After launching his nonprofit organization, The ODFoundation, in 2019, On Mekahel and his husband started actively making a difference in prison reform. Fast forward two years, in the height of justice reform in the US, the ODFoundation and its founders are pledging to take a new approach – to partner with established business owners and celebrities and donate sale proceeds in hopes of benefiting their cause and making a true difference.
At its core, TheOD Foundation strives to empower the LGBTQIA+ community and reduce recidivism. Through counseling and relationship therapy, TheOD Foundation extends support to those who need a helping hand. On and his husband Dave are extremely passionate about the cause, as Dave himself was incarcerated. He owes his healing and transition from prison life to normalcy to his husband, On, who was truly the backbone of his trauma recovery.
From firsthand experience, On and Dave knew that they had a bigger mission that they were destined to embark on. It was On’s selfless idea to launch a nonprofit that supports inmates in the same way that he was able to support Dave.
The couple and co-founders of TheOD Foundation are excited to take this new step in their foundation and are blessed to have the chance to make a difference in prison reform while raising awareness about the constant struggle that LGBTQIA+ members face every day while behind bars.
We sat down with On and got deeper into the conversation about their goals, the incentives behind the foundation, and more:
What is the story behind TheOD Foundation?
The story behind TheOD Foundation comes from a place of personal experience. We met 28 days after Dave was released from his last prison sentence. As the partner of a formerly incarcerated person, I saw first handedly the discrimination and inequality that incarcerated LGBTQ+ individuals go through, and so I was quickly pulled to learn more about the criminal justice system and, of course, shine light on the topic. For the first 15 months of our relationship, we both endured the strict parole supervision program that Dave had to complete. It was an eye-opening experience for the both of us, and it highlighted an important point to us – people who can rely on a solid foundation, with support are much more likely to find their way out of the cycle that kept them stuck in a revolving door. Through this eye-opening experience, we wanted to create a positive change and create a space where we can provide support to LGBTQ+ members, who have found themselves stuck in a place, who if they had the unconditional support from an organization like ours can definitely change their story for the better.
What are your long-term goals for the nonprofit?
TheOD Foundation would like to provide a system of unconditional support for LGBTQ+ individuals who find themselves stuck in various stages of the criminal justice system. We provide different services such as counseling and therapy. These services will be at the root of establishing our long-term goals, in an effort to provide immediate assistance. We want to bring as much awareness as we possibly can to the unfair treatment incarcerated LGBTQ+ individuals go through since their experience can be much more traumatic than most incarcerated individuals. Another long-term goal is to prevent individuals from having to go back to jail, this would be executed by connecting members of the community, who are on probation or parole, with various other networks and services that can provide them with resources towards successful completion.
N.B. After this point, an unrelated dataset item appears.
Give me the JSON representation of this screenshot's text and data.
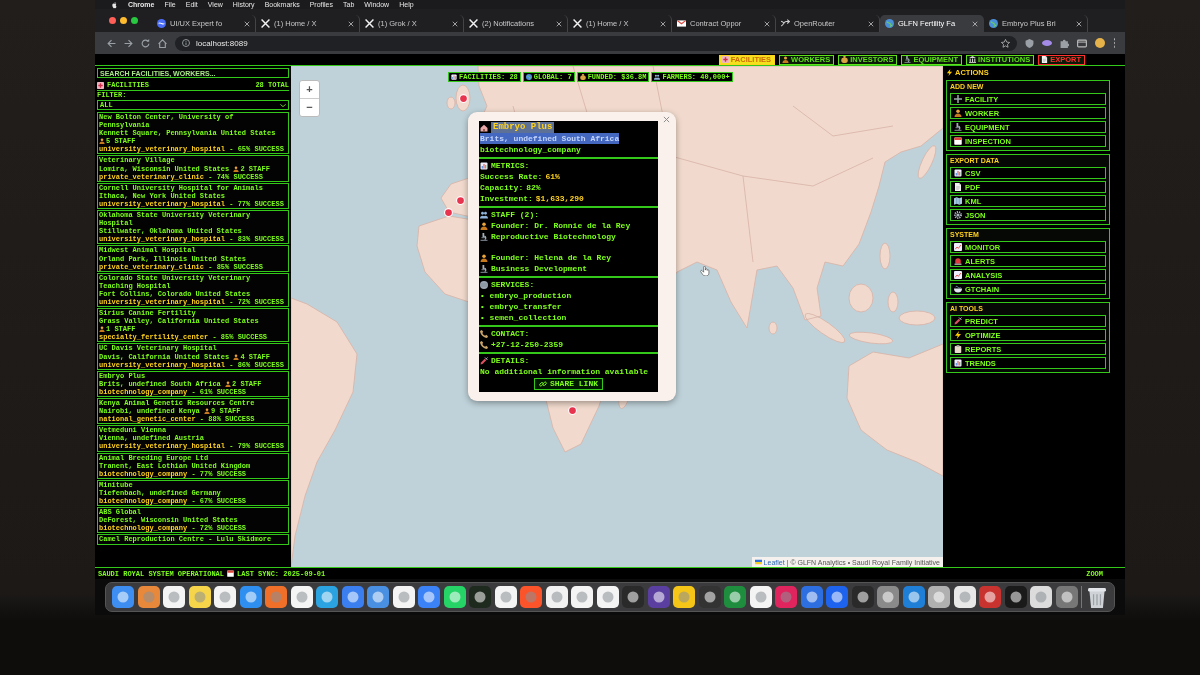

Where do you feel like people are the most uneducated when it comes to this topic?
To be honest, we don’t even think this is a topic that most people even know exists, unless you have a loved one, like in my experience, that went through incarceration as an LGBTQ+ individual. Highlighting the issues, and bringing them to the surface is where we feel we need to start.
Do you feel as if there is a substantial amount of work that needs to be done in order to further educate our society on the injustices that LGBTQ+IA members are faced with while incarcerated? If so, how does TheOD Foundation plan on starting the conversation toward positivity and reeducation?
Like the beginning of any journey, you can’t think about the whole thing at once, and there is definitely a lot of work that needs to be done. We need to start the conversation by bringing, and building awareness because this is the thing – this is a problem that needs to be fixed. Our most immediate plan of action is to start from the inside, helping those trapped in the system find their way out. We know awareness towards change doesn’t happen overnight, so we want to make sure we start taking action now.
Further than what you two are doing for reform, how do you think society as a whole should approach this conversation? Is this a conversation that needs to be had in the classroom?
Society should approach this conversation the same way we should all approach every conversation – ready to listen with an open mind and heart. We think that all important causes start in a classroom, as there are so many lessons to draw from it.
What has been the hardest part of starting this foundation? Your greatest obstacle, in other words.
The hardest part has been the added pressure to get this right, and to see our vision to support incarcerated LGBTQ+ individuals come to light because it is such an important part of our story, and how we have grown together.
What do you hope readers take away from this conversation? What do you hope those who support your foundation take away from it?
We hope it will push readers to want to learn more about the disparities that the LGBTQ+ population faces in prison and to also consider the added struggle members of our community face when they become a part of the criminal justice system.